'''
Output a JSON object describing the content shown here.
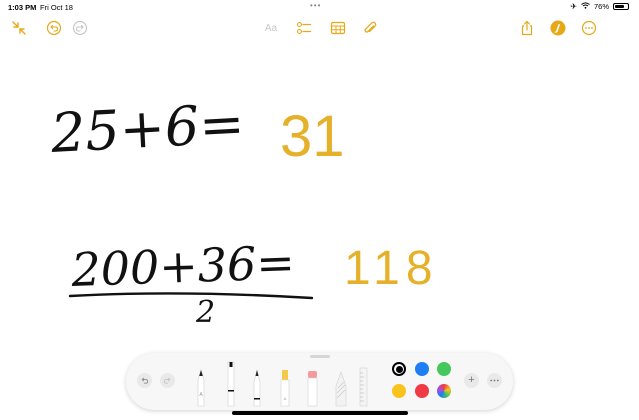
{
  "status_bar": {
    "time": "1:03 PM",
    "date": "Fri Oct 18",
    "battery_text": "76%",
    "battery_level": 0.76
  },
  "toolbar": {
    "font_label": "Aa",
    "icons": [
      "collapse-icon",
      "undo-icon",
      "redo-icon",
      "checklist-icon",
      "table-icon",
      "attachment-icon",
      "share-icon",
      "markup-icon",
      "more-icon"
    ]
  },
  "handwriting": {
    "line1": {
      "expression": "25+6=",
      "result": "31"
    },
    "line2": {
      "expression": "200+36=",
      "divisor": "2",
      "result": "118"
    }
  },
  "palette": {
    "tools": [
      "pen",
      "monoline",
      "fountain-pen",
      "highlighter",
      "eraser",
      "lasso",
      "ruler"
    ],
    "highlighter_color": "#f7c948",
    "colors": [
      "#000000",
      "#1e7ef2",
      "#44c85c",
      "#f9c31e",
      "#f03a44",
      "multicolor"
    ],
    "selected_color": "#000000",
    "accent": "#e6a817"
  }
}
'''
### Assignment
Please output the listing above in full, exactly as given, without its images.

### Your solution
Output a JSON object describing the content shown here.
{
  "status_bar": {
    "time": "1:03 PM",
    "date": "Fri Oct 18",
    "battery_text": "76%",
    "battery_level": 0.76
  },
  "toolbar": {
    "font_label": "Aa",
    "icons": [
      "collapse-icon",
      "undo-icon",
      "redo-icon",
      "checklist-icon",
      "table-icon",
      "attachment-icon",
      "share-icon",
      "markup-icon",
      "more-icon"
    ]
  },
  "handwriting": {
    "line1": {
      "expression": "25+6=",
      "result": "31"
    },
    "line2": {
      "expression": "200+36=",
      "divisor": "2",
      "result": "118"
    }
  },
  "palette": {
    "tools": [
      "pen",
      "monoline",
      "fountain-pen",
      "highlighter",
      "eraser",
      "lasso",
      "ruler"
    ],
    "highlighter_color": "#f7c948",
    "colors": [
      "#000000",
      "#1e7ef2",
      "#44c85c",
      "#f9c31e",
      "#f03a44",
      "multicolor"
    ],
    "selected_color": "#000000",
    "accent": "#e6a817"
  }
}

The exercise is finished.